Historically, due to "bad batch" concerns, tapes within a given case have come from different production runs.
That way if you do have a tape with drop-out problems, the entire case should not have them.
(I don't know if this practice is still followed.)
So, it could be that you found a "bad one" in the lot.
Or, it could have been a miss-thread when the tape got loaded in the camcorder.
You know what; it is quite possible that the video tape player head is out of alignment. This would explain why the camera didn't give any indication that the tape was bad... the tape is probably not bad... it's more than likely the tape player is misreading the data off the tape (because of alignment issues.)
This has happened to me before.
The best way to prove this theory, is to actually have the camera original tape played on another tape player and check, frame by frame, where the drop out is observed.

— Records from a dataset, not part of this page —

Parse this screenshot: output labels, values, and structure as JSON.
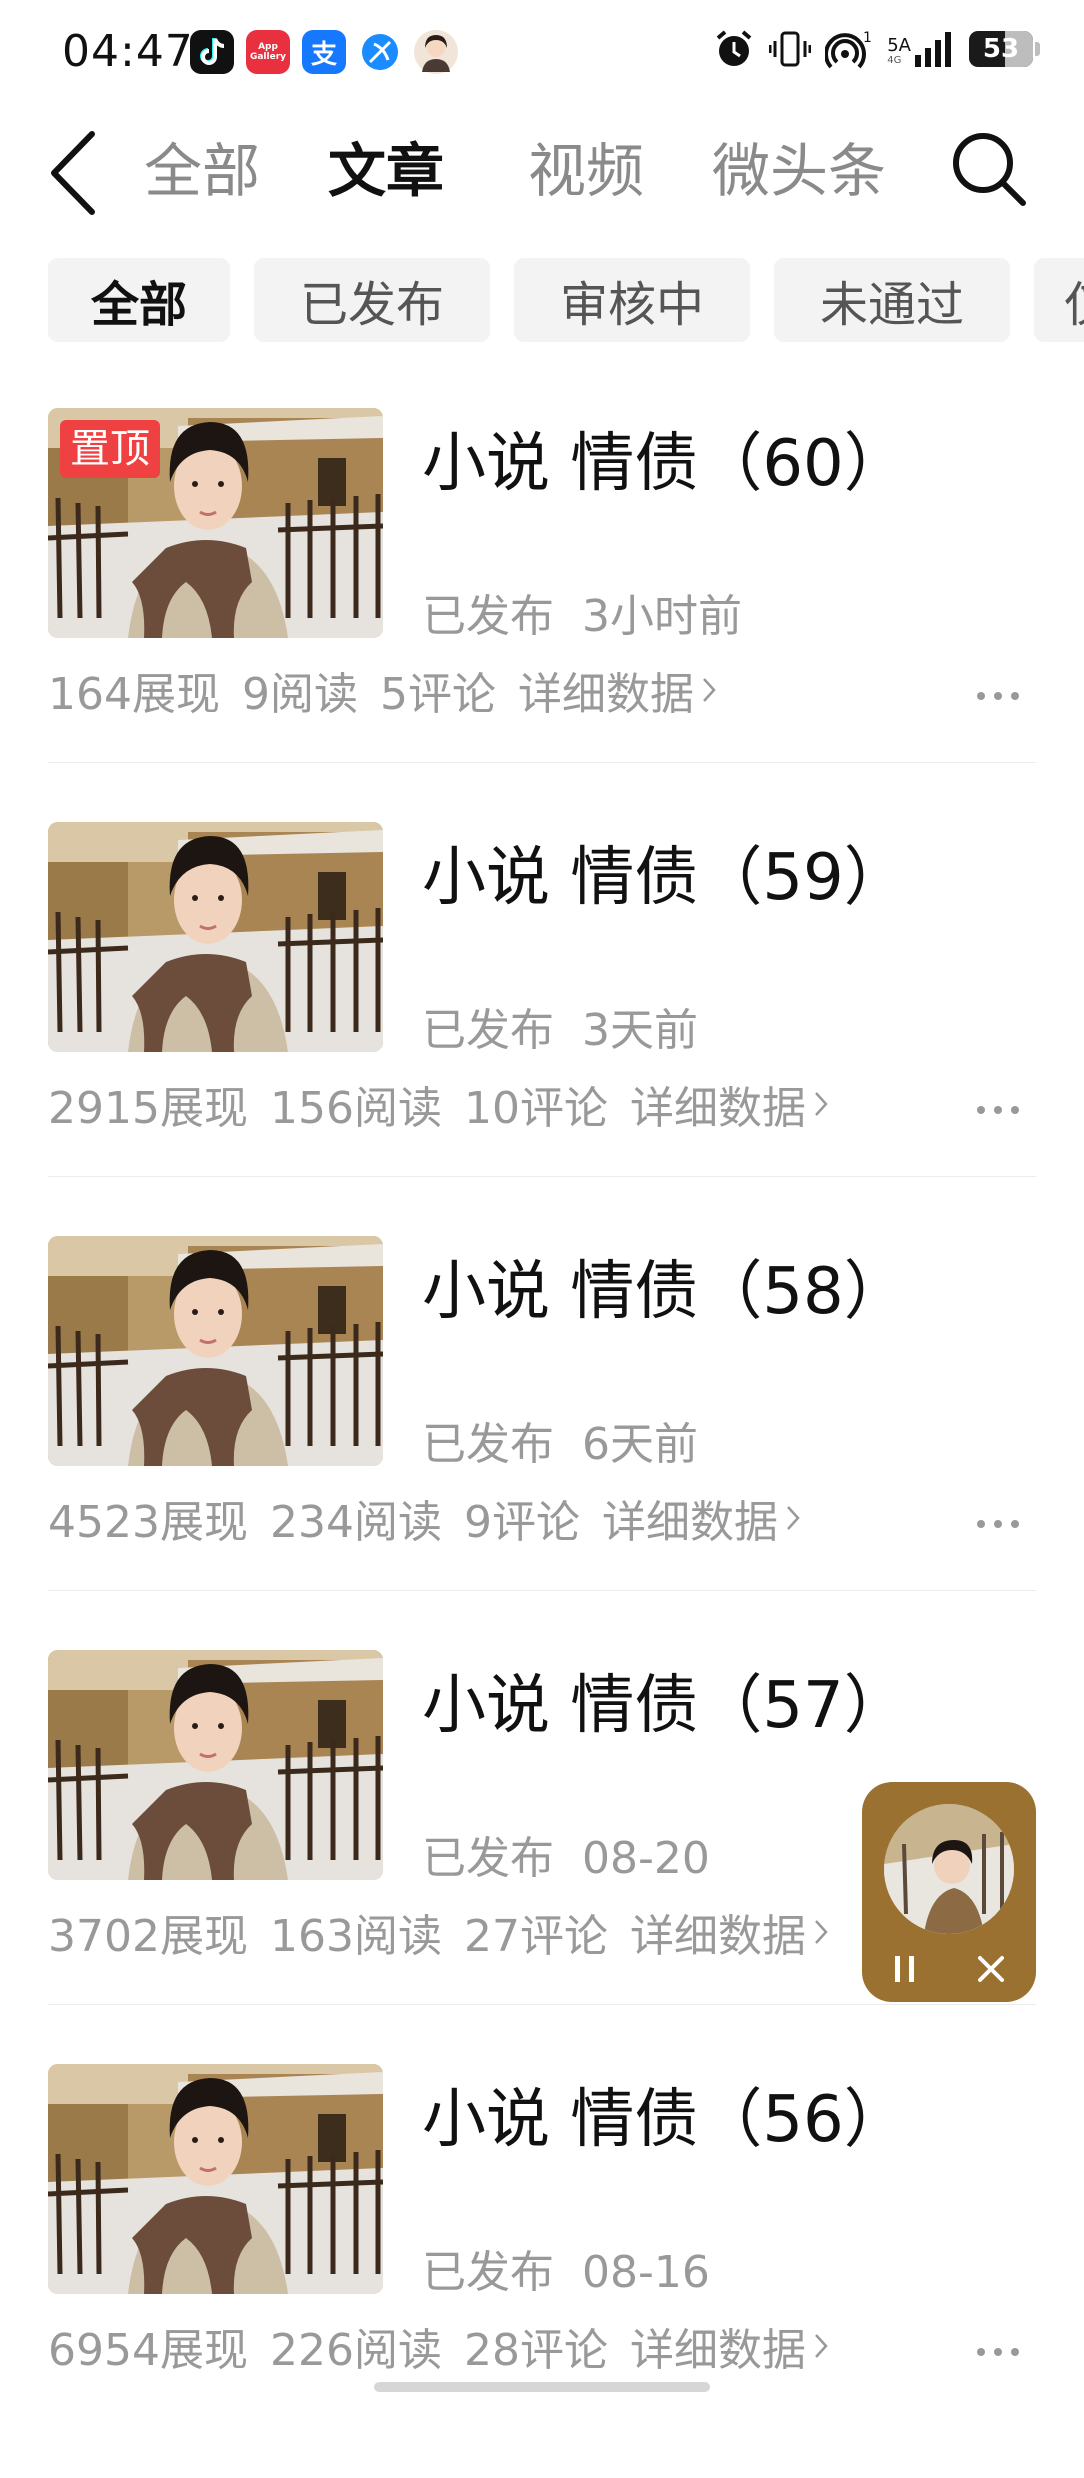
{
  "status_bar": {
    "time": "04:47",
    "apps": [
      "tiktok-icon",
      "app-gallery-icon",
      "alipay-icon",
      "browser-icon",
      "avatar-icon"
    ],
    "app_gallery_label": "App Gallery",
    "alipay_glyph": "支",
    "network_label": "5A",
    "hotspot_count": "1",
    "battery": "53"
  },
  "nav": {
    "tabs": [
      "全部",
      "文章",
      "视频",
      "微头条"
    ],
    "active_tab": "文章"
  },
  "filters": {
    "chips": [
      "全部",
      "已发布",
      "审核中",
      "未通过",
      "仅"
    ],
    "active": "全部"
  },
  "articles": [
    {
      "title": "小说 情债（60）",
      "pinned": true,
      "pin_label": "置顶",
      "status": "已发布",
      "time": "3小时前",
      "views": "164展现",
      "reads": "9阅读",
      "comments": "5评论",
      "detail": "详细数据"
    },
    {
      "title": "小说 情债（59）",
      "pinned": false,
      "status": "已发布",
      "time": "3天前",
      "views": "2915展现",
      "reads": "156阅读",
      "comments": "10评论",
      "detail": "详细数据"
    },
    {
      "title": "小说 情债（58）",
      "pinned": false,
      "status": "已发布",
      "time": "6天前",
      "views": "4523展现",
      "reads": "234阅读",
      "comments": "9评论",
      "detail": "详细数据"
    },
    {
      "title": "小说 情债（57）",
      "pinned": false,
      "status": "已发布",
      "time": "08-20",
      "views": "3702展现",
      "reads": "163阅读",
      "comments": "27评论",
      "detail": "详细数据"
    },
    {
      "title": "小说 情债（56）",
      "pinned": false,
      "status": "已发布",
      "time": "08-16",
      "views": "6954展现",
      "reads": "226阅读",
      "comments": "28评论",
      "detail": "详细数据"
    }
  ],
  "mini_player": {
    "pause_icon": "pause-icon",
    "close_icon": "close-icon"
  },
  "colors": {
    "pin_badge": "#f04142",
    "mini_player_bg": "#9a7131",
    "muted_text": "#999999",
    "chip_bg": "#f3f3f3"
  }
}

If the still (paused) image shows no dropout, where a dropout is seen when playback is executed, then the tape is OK.
Yes thanks,trouble is the originals are on the other side of the world,and still no real info from them,which makes me think,as has been the case with all other so called camera problems,its a cock up at their end!